HOUSTON- Houston ranked sixteenth in the nation for total installed solar photovoltaic (PV) capacity in the eighth edition of Environment Texas Research & Policy Center’s report Shining Cities: The Top U.S. Cities for Solar Energy. The report, which is the most comprehensive survey available of installed solar capacity in major U.S. cities, found that Houston nearly doubled its total solar capacity between the end of 2019 and the end of 2021. The city is now home to 81.4 megawatts of solar capacity total, which comes out to about 35 watts per person.
This rapid solar growth builds on several years of progress. Previous editions of Shining Cities, released in April of 2019 and May of 2020, found that Houston had similarly more than doubled its solar capacity from 2017 to 2018 and again from 2018 to 2019. This edition of the survey tracked data through December 2021.
“The Bayou City once again stands out as a solar leader,’ said Luke Metzger, executive director of Environment Texas Research & Policy Center. “This Earth Week, I’m struck by how far we’ve come toward tapping the immense power of the sun – the last few editions of this report go to show just how much progress we’ve made here in Texas. Houston’s leadership on solar to date has helped secure a cleaner environment, healthier community and more resilient future.”
Houston has taken several actions to help promote solar energy within the past few years. In April 2020, the city adopted a Climate Action Plan, which set a target of generating 5 million MWh of electricity from local solar projects per year – which would be enough to power about 350,000 average Texas homes and would require about 3,358 MW of solar capacity – by 2050. The city has leased an old landfill to be the site of the nation’s largest urban solar farm.
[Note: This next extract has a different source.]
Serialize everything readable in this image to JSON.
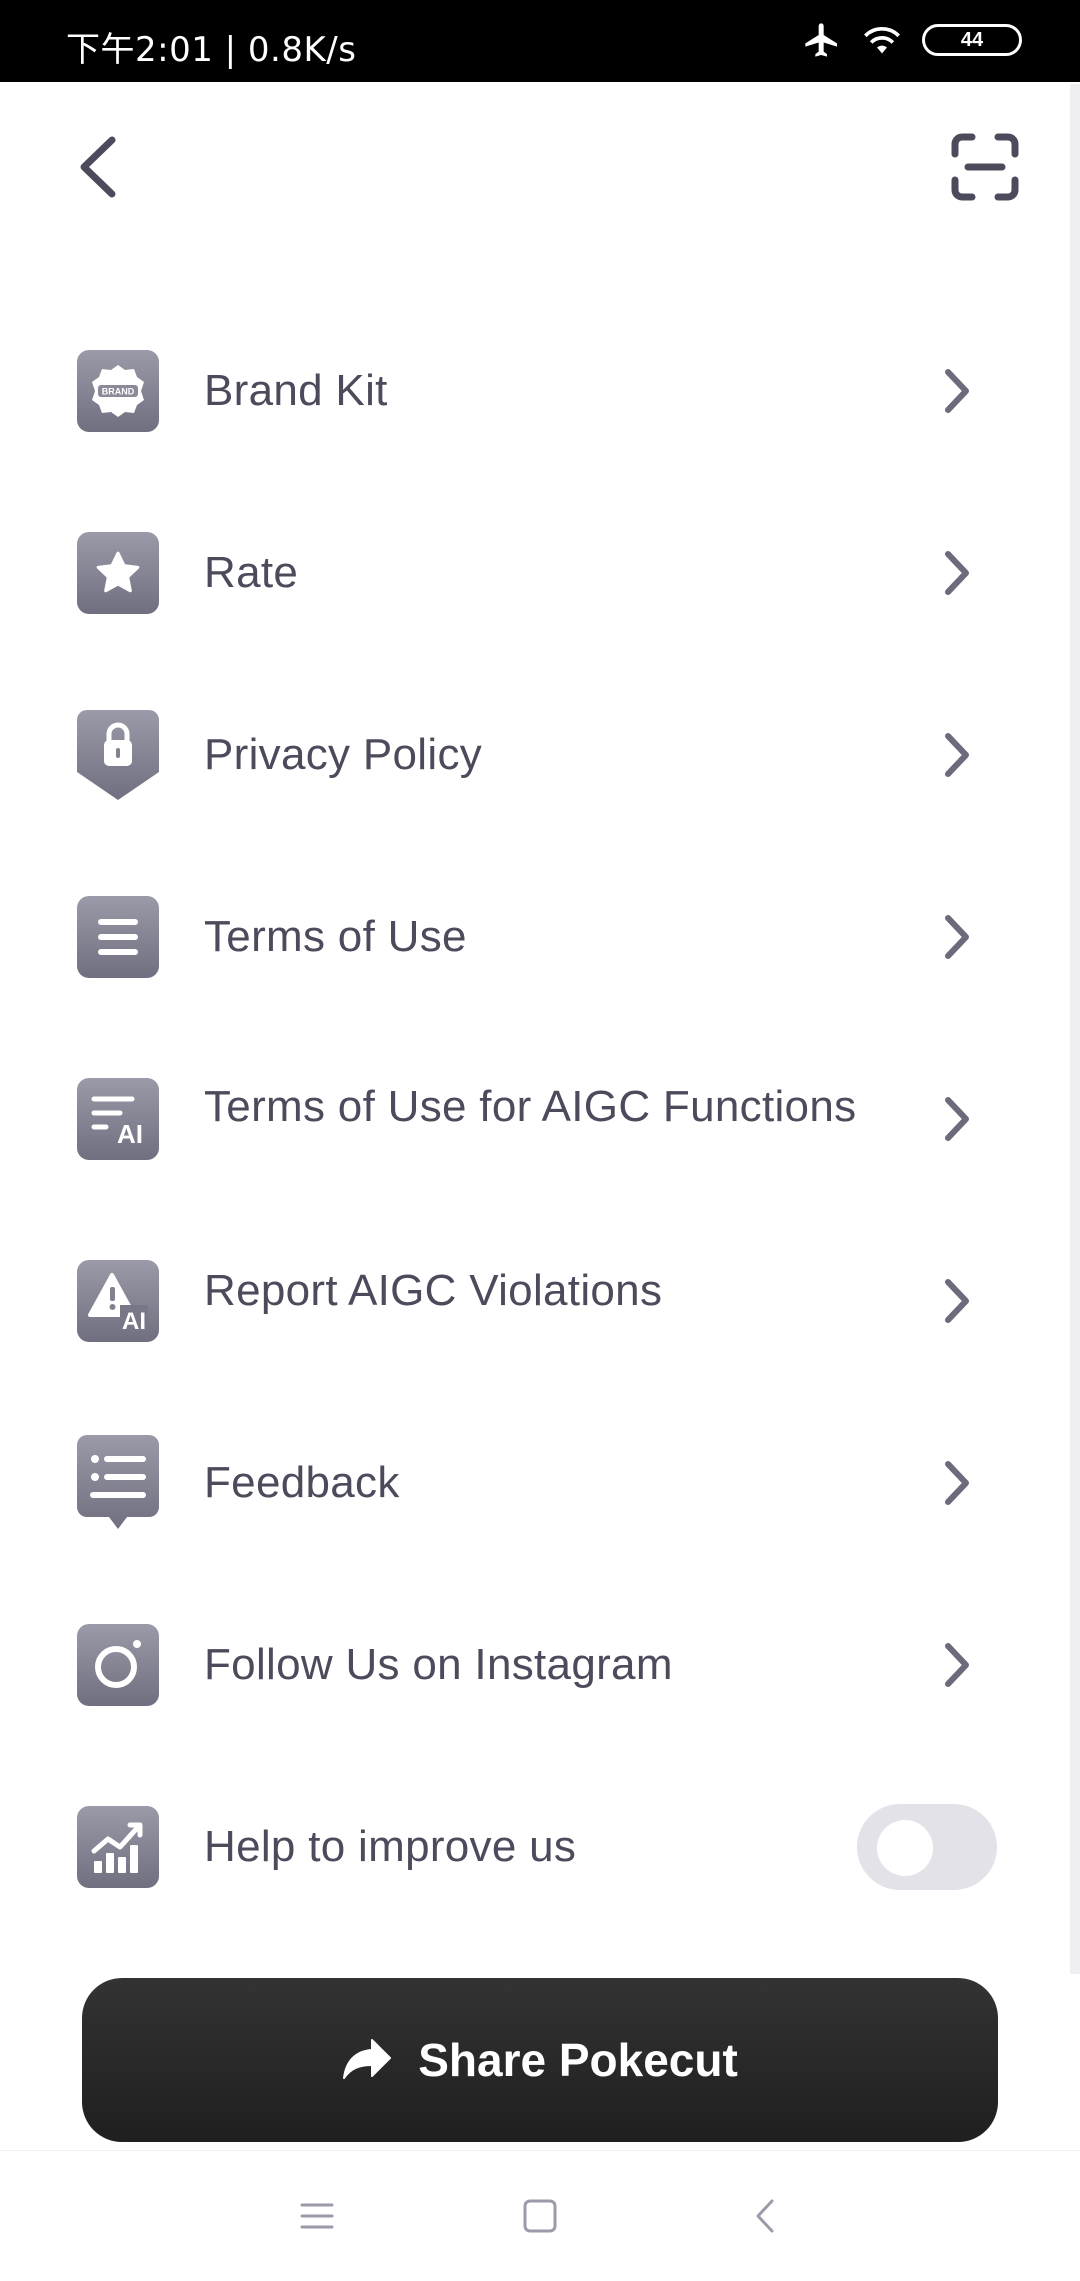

In April 2021, the city launched a solar co-op program in partnership with Solar United Neighbors, which aims to help more Houston residents go solar. And as of this month, Houston home builders must either install solar or construct houses which can easily incorporate solar PV later.
“We’re proud of Houston’s leadership on clean renewable energy and climate,” said Houston Mayor Sylvester Turner. “By setting big goals to grow solar here at home and helping more Texans see the benefits of solar for themselves, we are both setting an example for our peers to follow and ensuring a better future for our community.”
Beyond the findings in Texas, the report noted that the United States now has 121.4 gigawatts of solar photovoltaic capacity installed. That’s enough solar energy to power more than 23 million homes. Additionally, the report found that 15 major U.S. cities recorded a tenfold increase in their solar capacity between 2014 and 2022.
Nationally, Honolulu placed first for solar energy capacity per capita, while Los Angeles finished No. 1 in total solar energy capacity installed. San Antonio led the South Central region and the state, ranking fifth in the nation for solar capacity per capita and earning the designation of “Solar Superstar,” with 247.4 solar watts per person. Austin Energy had the most solar per capita for total solar (installed both inside and outside the service territory) among surveyed municipally owned utilities with 3,119.8 watts per person.
These numbers tell the story of progress driven by pro-solar policies, many of which are outlined in the report. Some of those include bulk purchasing programs to help residents obtain their power from local solar projects and automated permitting processes that make approvals for rooftop projects quick and affordable.
“I’m so proud to see the leadership of Texas cities, including Houston, featured in this national solar survey,” said Metzger. “But we can’t stop here. Our solar potential is practically limitless, and we can do so much more to tap that potential. We need continued commitment from local leaders across the state, on Earth Day and every day, to pick up the pace of progress even more in the years to come.”
Environment Texas Research & Policy Center works for clean air, clean water, clean energy, wildlife and open spaces, and a livable climate.